Table Turnz 3
Speaking to the HHH after the third part of what has become a series of annual events, DJ Bionic briefly breaks down the origins of Table Turnz III: "Table Turnz is something that started out in San Francisco. DJ's would just get together and have an open decks session, and the concept blew up in Chicago, New York and elsewhere." Soon enough 'elsewhere' came to include South Africa - under the auspices of Eargasm, the record label-come-promotions company run by Bionic (real name Bradley Williams) and his partner Melanie Ramjee. The name Table Turnz could not be more indicative of a scene where, despite the obvious significance to Hip-Hop, the DJ still remains an unsung hero. JHB's street culture is notorious for celebrating house music personalities (who pose as DJ's), and when it comes to Hip-Hop, the focus tends to be on the MC's. This event promised a necessary spotlight for DJ skills, more than tracks and popularity (or the lack thereof).
Just like their American counterparts, J Section's first and second installments of Table Turnz offered no more than a gathering of DJ's to showcase the results of many a late night bedroom session on the decks. This year TT III evolved into a full-on battle with Twiggs and Frogg (of Boogie Down Knights acclaim), Ill Syntax, and 206 residents Redwood and Sibot as its combatants. No stranger to wars with wax, veteran DJ Ready D headlined the event. As tends to be the case with 206 Hip-Hop specialty nights, the venue took a while to fill up. As a warm up each DJ was given a couple of minutes to rock a set to acquaint him with the crowd before getting down to the actual brawl. The battle was very tightly executed. Each DJ had a minute to rock their tightest shit - a tall order for the best of them. The opponents were either fazed by the short time allocated or just not armed well enough for what the clash entailed because, while each one's efforts were plausible, their delivery still left a lot to be desired. Out of the five contestants it appeared as if only Sibot and Redwood really understood the concept of a DJ battle because those two were the only ones who attempted to use their time effectively and demonstrate as many of their tricks as possible. Redwood's set came off a bit clumsy in places but he definitely compensated with some excellent juggles. Sibot, a DJ for the group Max Normal, and a crowd favorite from the onset, was almost earmarked as the night's victor on that basis alone. He also made use of choice battle records and had his crabs down - so despite a somewhat dodgy sense of rhythm, he emerged as the winner off TT3.

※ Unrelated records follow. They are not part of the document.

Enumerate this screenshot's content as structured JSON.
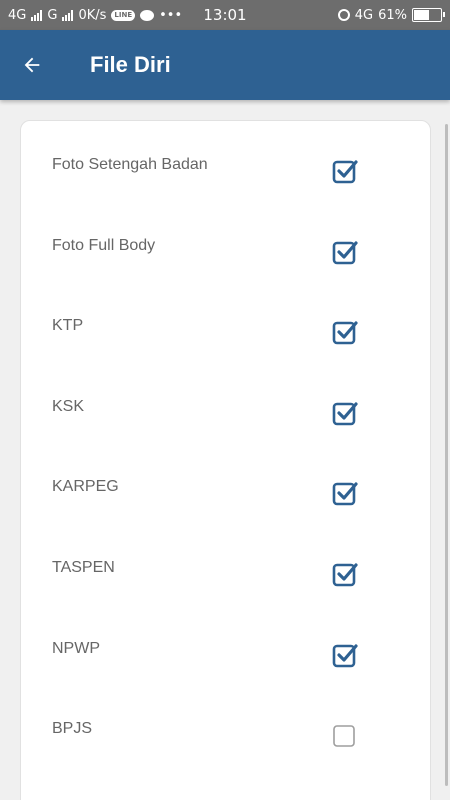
{
  "status_bar": {
    "net1": "4G",
    "net2": "G",
    "speed": "0K/s",
    "line_badge": "LINE",
    "more": "•••",
    "time": "13:01",
    "net3": "4G",
    "battery_level_percent": 61,
    "battery_text": "61%"
  },
  "header": {
    "title": "File Diri",
    "back_icon": "arrow-left-icon"
  },
  "colors": {
    "app_bar": "#2e6192",
    "checkbox": "#2e6192",
    "status_bar": "#6d6d6d"
  },
  "items": [
    {
      "label": "Foto Setengah Badan",
      "checked": true
    },
    {
      "label": "Foto Full Body",
      "checked": true
    },
    {
      "label": "KTP",
      "checked": true
    },
    {
      "label": "KSK",
      "checked": true
    },
    {
      "label": "KARPEG",
      "checked": true
    },
    {
      "label": "TASPEN",
      "checked": true
    },
    {
      "label": "NPWP",
      "checked": true
    },
    {
      "label": "BPJS",
      "checked": false
    }
  ]
}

On the whole the event seemed over almost too soon and could have deteriorated into an anti-climax had it not been for the unstoppable prowess of Ready D on the wheels of steel. Although D's reputation as a general turntable mutilator is widely acknowledged in Msawawa and beyond, of late he has been known to play gigs which are more jiggy than anything else. So when he took to the decks like a demon, scratching with just about every visible part of his anatomy and flipping the records at impossible speed it was like seeing him for the first time. He held the crowd's attention for half an hour with delightful tricks and animated showmanship - needless to say Ready was in rare form! He then built up to an hour and a half of signature "throw your hands up" tracks - to the utmost pleasure of the crowd who at that point were just about ready to get down with the get down.

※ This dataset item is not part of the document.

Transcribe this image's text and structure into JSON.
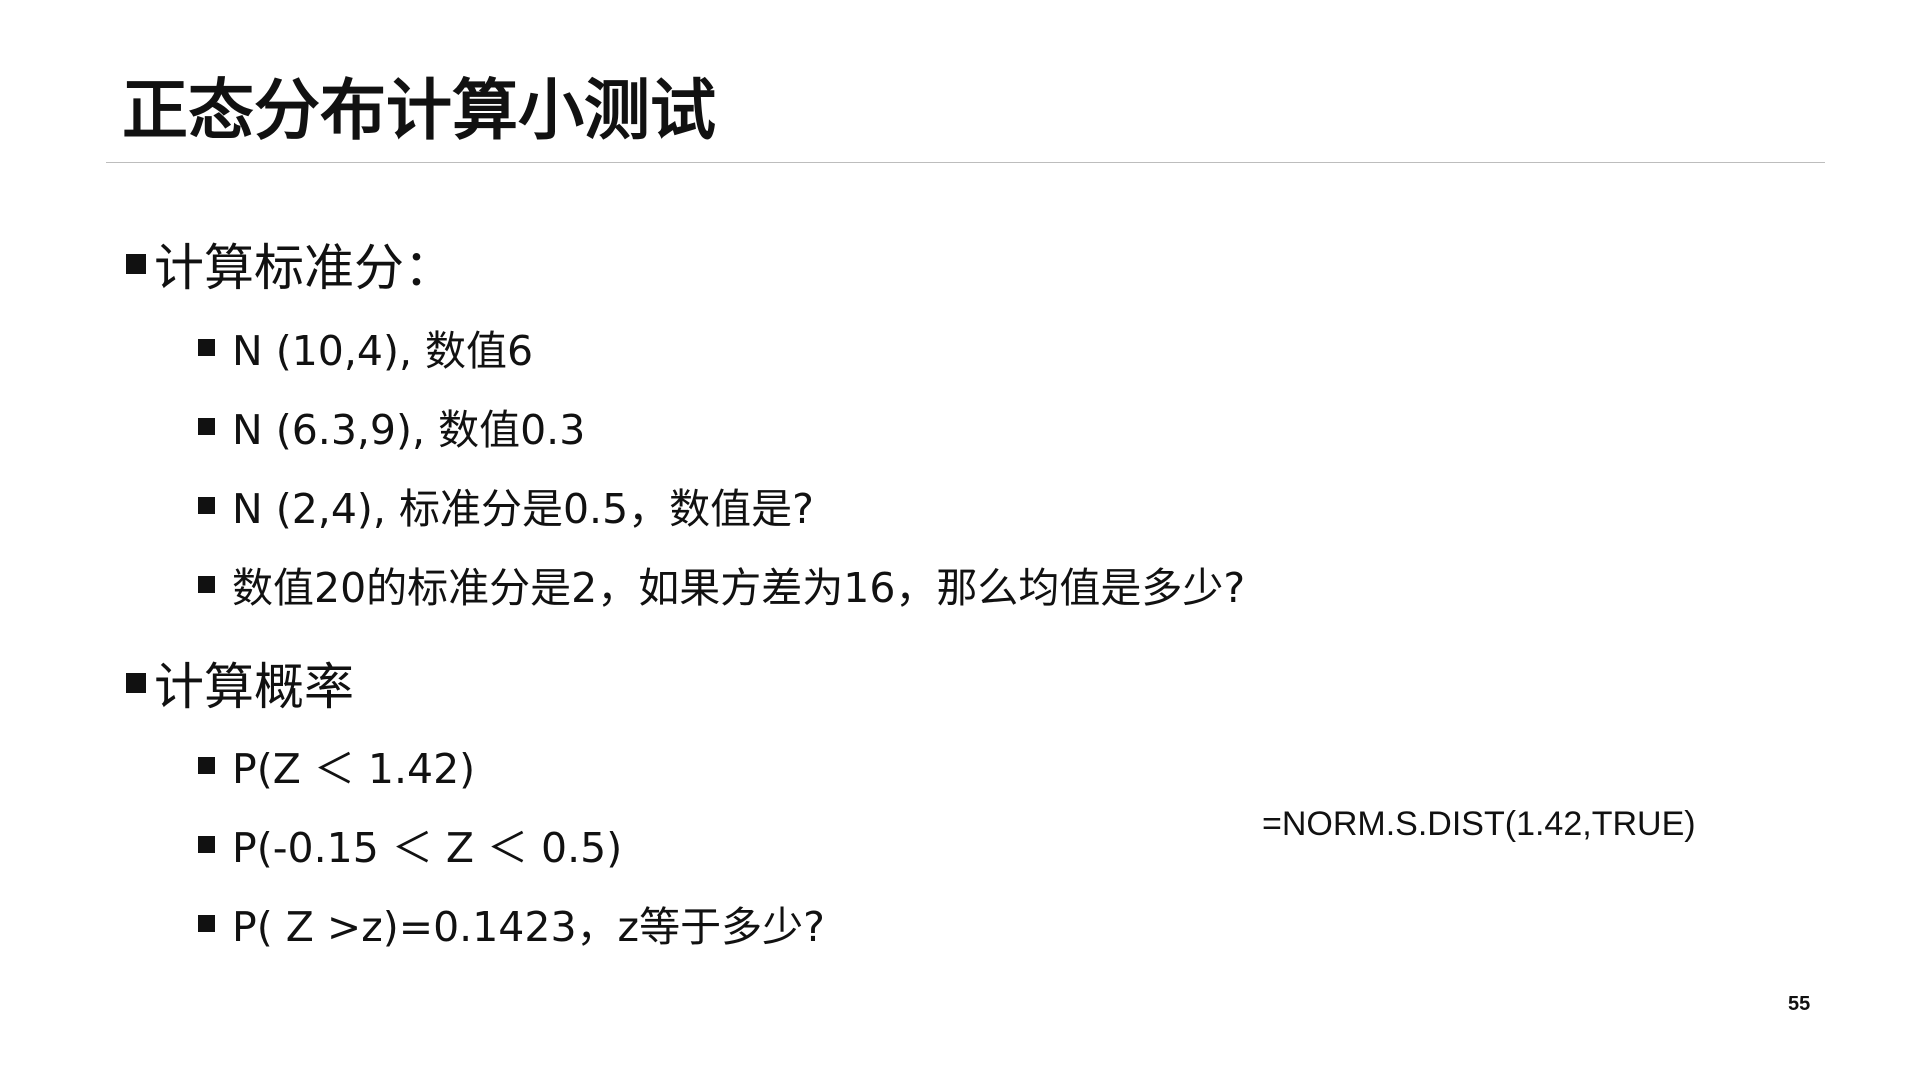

Later that evening Ready D revealed that, save for one or two international DJ's he had looked up to in the bad old days, most of what he knew was self-taught. "It is a good staring point. It's the first true battle that I have seen," he commented on TT3 before admitting that, "as DJ's on a technical level we have a very long way to go but we all know why that is." Putting history and its repercussions aside, Ready D has fulfilled a significant mentoring role. This fact was highlighted in a previous conversation with Bionic where he reminisced on being filled with awe growing up and seeing Ready D scratch with a bucket and "still making it sound ill".

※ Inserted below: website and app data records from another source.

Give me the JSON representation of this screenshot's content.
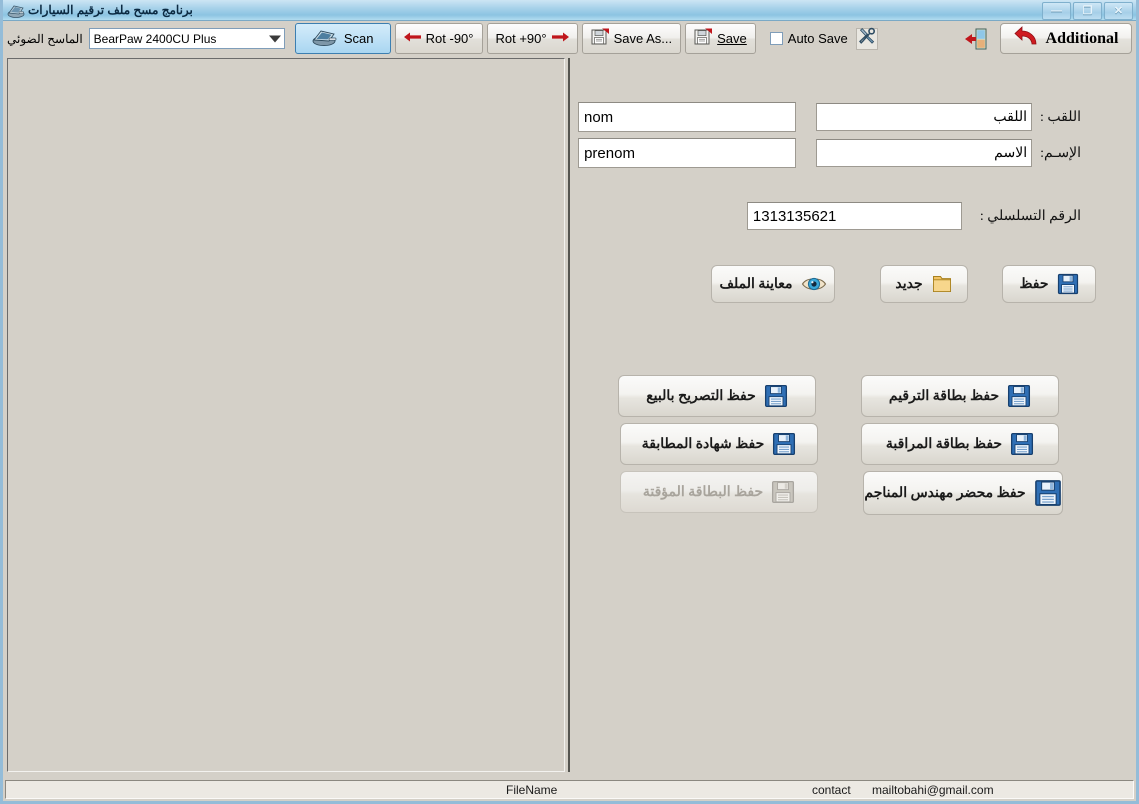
{
  "window": {
    "title": "برنامج مسح ملف ترقيم السيارات",
    "title_icon": "scanner-icon",
    "controls": {
      "minimize": "—",
      "maximize": "❐",
      "close": "✕"
    }
  },
  "toolbar": {
    "scanner_label": "الماسح الضوئي",
    "scanner_select": {
      "value": "BearPaw 2400CU Plus",
      "options": [
        "BearPaw 2400CU Plus"
      ],
      "icon": "chevron-down-icon"
    },
    "scan_button": {
      "label": "Scan",
      "icon": "scanner-icon"
    },
    "rotate_left_button": {
      "label": "Rot -90°",
      "icon": "arrow-left-icon"
    },
    "rotate_right_button": {
      "label": "Rot +90°",
      "icon": "arrow-right-icon"
    },
    "save_as_button": {
      "label": "Save As...",
      "icon": "save-as-icon"
    },
    "save_button": {
      "label": "Save",
      "icon": "save-icon"
    },
    "auto_save": {
      "label": "Auto Save",
      "checked": false
    },
    "tools_button": {
      "icon": "tools-icon"
    },
    "exit_button": {
      "icon": "exit-door-icon"
    },
    "additional_button": {
      "label": "Additional",
      "icon": "undo-arrow-icon"
    }
  },
  "form": {
    "fields": [
      {
        "label": "اللقب :",
        "rtl_input_value": "اللقب",
        "ltr_input_value": "nom",
        "ltr_placeholder": "nom"
      },
      {
        "label": "الإسـم:",
        "rtl_input_value": "الاسم",
        "ltr_input_value": "prenom",
        "ltr_placeholder": "prenom"
      }
    ],
    "serial": {
      "label": "الرقم التسلسلي :",
      "value": "1313135621",
      "placeholder": ""
    },
    "primary_actions": [
      {
        "label": "حفظ",
        "icon": "floppy-save-icon",
        "enabled": true
      },
      {
        "label": "جديد",
        "icon": "folder-new-icon",
        "enabled": true
      },
      {
        "label": "معاينة الملف",
        "icon": "eye-preview-icon",
        "enabled": true
      }
    ],
    "save_actions_right": [
      {
        "label": "حفظ بطاقة الترقيم",
        "icon": "floppy-save-icon",
        "enabled": true
      },
      {
        "label": "حفظ بطاقة المراقبة",
        "icon": "floppy-save-icon",
        "enabled": true
      },
      {
        "label": "حفظ  محضر مهندس المناجم",
        "icon": "floppy-save-icon",
        "enabled": true
      }
    ],
    "save_actions_left": [
      {
        "label": "حفظ  التصريح بالبيع",
        "icon": "floppy-save-icon",
        "enabled": true
      },
      {
        "label": "حفظ  شهادة المطابقة",
        "icon": "floppy-save-icon",
        "enabled": true
      },
      {
        "label": "حفظ  البطاقة المؤقتة",
        "icon": "floppy-save-icon",
        "enabled": false
      }
    ]
  },
  "status_bar": {
    "filename": "FileName",
    "contact_label": "contact",
    "contact_value": "mailtobahi@gmail.com"
  },
  "colors": {
    "window_frame": "#94bcd8",
    "titlebar_accent": "#8cc4e2",
    "face": "#d4d0c8",
    "scan_highlight": "#bfe1f6",
    "scan_border": "#3c7fb1",
    "floppy_blue": "#2f6fb5",
    "arrow_red": "#c0161c"
  }
}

While turntablism is not always the easiest concept to introduce to a mainstream crowd, a lot of the onus is on the DJ to inspire the crowd's consciousness. Bionic couldn't have put it better when he said, "Some DJ's think they can get away with playing all the underground shit and what happens is that the club is empty the next week... DJ's need to know and understand who they are playing for and know what level they're on and then take it from there." Table Turnz is a confident stride forward in the building of the local DJ culture, hopefully the end result will be a total revolution of the synergy between the crowd and the DJ - as well as the creation of a platform which will build enough credibility to inspire more cats to cross over from merely spectators to more active contributors.